From the entries, copy each line that includes "this".
Start of Raw data
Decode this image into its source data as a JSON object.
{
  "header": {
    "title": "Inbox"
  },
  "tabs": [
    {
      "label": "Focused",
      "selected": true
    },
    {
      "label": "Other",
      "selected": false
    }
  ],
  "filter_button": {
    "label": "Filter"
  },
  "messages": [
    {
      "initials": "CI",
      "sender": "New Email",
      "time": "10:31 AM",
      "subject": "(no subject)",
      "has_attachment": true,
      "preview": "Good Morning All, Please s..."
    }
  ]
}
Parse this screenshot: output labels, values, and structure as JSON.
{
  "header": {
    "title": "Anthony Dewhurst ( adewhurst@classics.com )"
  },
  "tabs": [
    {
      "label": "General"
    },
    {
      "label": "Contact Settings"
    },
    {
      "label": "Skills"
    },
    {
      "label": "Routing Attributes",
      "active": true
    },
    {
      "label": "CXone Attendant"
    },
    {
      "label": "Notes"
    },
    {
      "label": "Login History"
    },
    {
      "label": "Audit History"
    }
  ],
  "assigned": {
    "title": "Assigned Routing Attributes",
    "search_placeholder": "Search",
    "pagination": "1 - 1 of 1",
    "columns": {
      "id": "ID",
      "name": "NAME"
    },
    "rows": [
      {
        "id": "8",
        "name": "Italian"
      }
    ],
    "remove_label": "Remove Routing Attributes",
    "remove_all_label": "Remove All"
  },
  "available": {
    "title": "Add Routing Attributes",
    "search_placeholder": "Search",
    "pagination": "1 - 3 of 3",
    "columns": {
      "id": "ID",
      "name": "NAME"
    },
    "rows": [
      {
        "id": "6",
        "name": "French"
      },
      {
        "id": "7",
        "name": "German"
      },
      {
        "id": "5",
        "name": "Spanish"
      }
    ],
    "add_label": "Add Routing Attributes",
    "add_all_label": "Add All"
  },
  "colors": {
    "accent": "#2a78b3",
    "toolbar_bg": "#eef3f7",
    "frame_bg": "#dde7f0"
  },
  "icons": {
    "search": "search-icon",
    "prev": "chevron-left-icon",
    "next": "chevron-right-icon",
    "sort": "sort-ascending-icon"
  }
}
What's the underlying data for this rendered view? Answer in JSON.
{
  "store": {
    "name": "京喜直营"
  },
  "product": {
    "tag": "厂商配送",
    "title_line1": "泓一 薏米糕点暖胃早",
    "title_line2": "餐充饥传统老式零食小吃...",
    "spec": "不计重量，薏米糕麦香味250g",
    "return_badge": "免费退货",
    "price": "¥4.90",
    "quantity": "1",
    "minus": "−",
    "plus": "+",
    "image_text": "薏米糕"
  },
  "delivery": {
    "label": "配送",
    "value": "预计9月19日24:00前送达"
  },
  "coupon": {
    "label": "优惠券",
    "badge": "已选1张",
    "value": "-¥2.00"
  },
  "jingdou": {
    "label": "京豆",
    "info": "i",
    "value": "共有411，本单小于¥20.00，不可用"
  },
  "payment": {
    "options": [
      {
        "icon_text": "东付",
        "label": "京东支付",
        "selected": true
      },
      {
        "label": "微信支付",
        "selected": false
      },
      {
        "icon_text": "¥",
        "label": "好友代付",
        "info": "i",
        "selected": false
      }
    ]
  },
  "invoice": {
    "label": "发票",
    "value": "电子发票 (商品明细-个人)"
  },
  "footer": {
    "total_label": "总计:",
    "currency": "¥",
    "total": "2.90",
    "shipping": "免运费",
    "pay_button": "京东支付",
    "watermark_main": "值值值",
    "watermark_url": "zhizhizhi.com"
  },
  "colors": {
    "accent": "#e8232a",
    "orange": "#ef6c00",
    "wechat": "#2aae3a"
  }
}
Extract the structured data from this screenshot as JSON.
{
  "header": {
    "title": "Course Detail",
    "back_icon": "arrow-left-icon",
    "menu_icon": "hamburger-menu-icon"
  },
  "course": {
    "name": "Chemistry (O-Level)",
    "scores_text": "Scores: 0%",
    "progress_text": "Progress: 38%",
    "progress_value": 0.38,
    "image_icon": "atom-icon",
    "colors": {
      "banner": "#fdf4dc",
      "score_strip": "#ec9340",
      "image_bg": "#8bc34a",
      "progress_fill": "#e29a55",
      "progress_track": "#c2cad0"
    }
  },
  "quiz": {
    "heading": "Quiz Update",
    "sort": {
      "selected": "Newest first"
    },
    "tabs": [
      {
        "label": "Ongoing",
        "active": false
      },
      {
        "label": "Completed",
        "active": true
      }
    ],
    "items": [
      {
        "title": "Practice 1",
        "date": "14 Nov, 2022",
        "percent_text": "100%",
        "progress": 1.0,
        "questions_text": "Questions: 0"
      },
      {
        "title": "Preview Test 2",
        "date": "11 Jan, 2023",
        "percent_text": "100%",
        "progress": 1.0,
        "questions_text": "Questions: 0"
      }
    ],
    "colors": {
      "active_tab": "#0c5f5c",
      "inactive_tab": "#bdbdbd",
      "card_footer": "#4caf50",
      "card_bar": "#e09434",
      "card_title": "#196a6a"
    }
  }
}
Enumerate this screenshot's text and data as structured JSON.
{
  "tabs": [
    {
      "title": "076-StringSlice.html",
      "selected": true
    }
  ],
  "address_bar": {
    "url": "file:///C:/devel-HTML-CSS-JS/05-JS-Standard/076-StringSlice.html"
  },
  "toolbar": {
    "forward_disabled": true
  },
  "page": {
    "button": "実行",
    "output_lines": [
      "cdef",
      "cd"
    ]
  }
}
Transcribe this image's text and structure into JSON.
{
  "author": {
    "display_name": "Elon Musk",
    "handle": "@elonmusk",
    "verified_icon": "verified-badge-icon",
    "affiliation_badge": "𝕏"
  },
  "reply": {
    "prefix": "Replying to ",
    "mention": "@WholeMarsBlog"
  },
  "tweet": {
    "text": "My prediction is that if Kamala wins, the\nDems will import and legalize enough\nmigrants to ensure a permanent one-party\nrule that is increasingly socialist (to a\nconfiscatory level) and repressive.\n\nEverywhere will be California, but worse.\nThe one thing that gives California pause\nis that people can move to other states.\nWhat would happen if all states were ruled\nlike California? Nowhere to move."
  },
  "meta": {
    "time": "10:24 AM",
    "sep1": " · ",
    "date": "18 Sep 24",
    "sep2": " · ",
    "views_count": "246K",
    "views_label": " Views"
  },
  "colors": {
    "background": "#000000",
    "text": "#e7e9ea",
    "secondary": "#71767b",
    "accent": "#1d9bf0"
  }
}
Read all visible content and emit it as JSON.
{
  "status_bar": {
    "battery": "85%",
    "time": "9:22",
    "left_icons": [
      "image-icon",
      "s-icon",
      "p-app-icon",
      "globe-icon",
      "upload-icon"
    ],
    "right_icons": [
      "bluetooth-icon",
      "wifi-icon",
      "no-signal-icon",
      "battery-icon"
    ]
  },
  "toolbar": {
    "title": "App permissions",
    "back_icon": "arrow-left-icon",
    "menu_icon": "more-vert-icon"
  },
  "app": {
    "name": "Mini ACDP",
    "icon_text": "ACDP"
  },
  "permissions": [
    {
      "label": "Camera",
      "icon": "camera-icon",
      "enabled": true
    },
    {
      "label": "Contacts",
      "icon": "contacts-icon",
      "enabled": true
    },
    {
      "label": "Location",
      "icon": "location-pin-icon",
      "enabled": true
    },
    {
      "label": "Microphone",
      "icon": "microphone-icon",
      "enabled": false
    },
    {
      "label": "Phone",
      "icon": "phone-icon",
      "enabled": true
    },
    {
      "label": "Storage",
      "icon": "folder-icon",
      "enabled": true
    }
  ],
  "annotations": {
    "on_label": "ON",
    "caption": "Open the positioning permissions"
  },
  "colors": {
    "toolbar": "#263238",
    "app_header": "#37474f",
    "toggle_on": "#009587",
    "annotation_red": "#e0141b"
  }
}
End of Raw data
* _Answer for the task_
Decode this image into its source data as a JSON object.
Parse this screenshot: output labels, values, and structure as JSON.
What's the underlying data for this rendered view? Answer in JSON.
Extract the structured data from this screenshot as JSON.
Enumerate this screenshot's text and data as structured JSON.
Transcribe this image's text and structure into JSON.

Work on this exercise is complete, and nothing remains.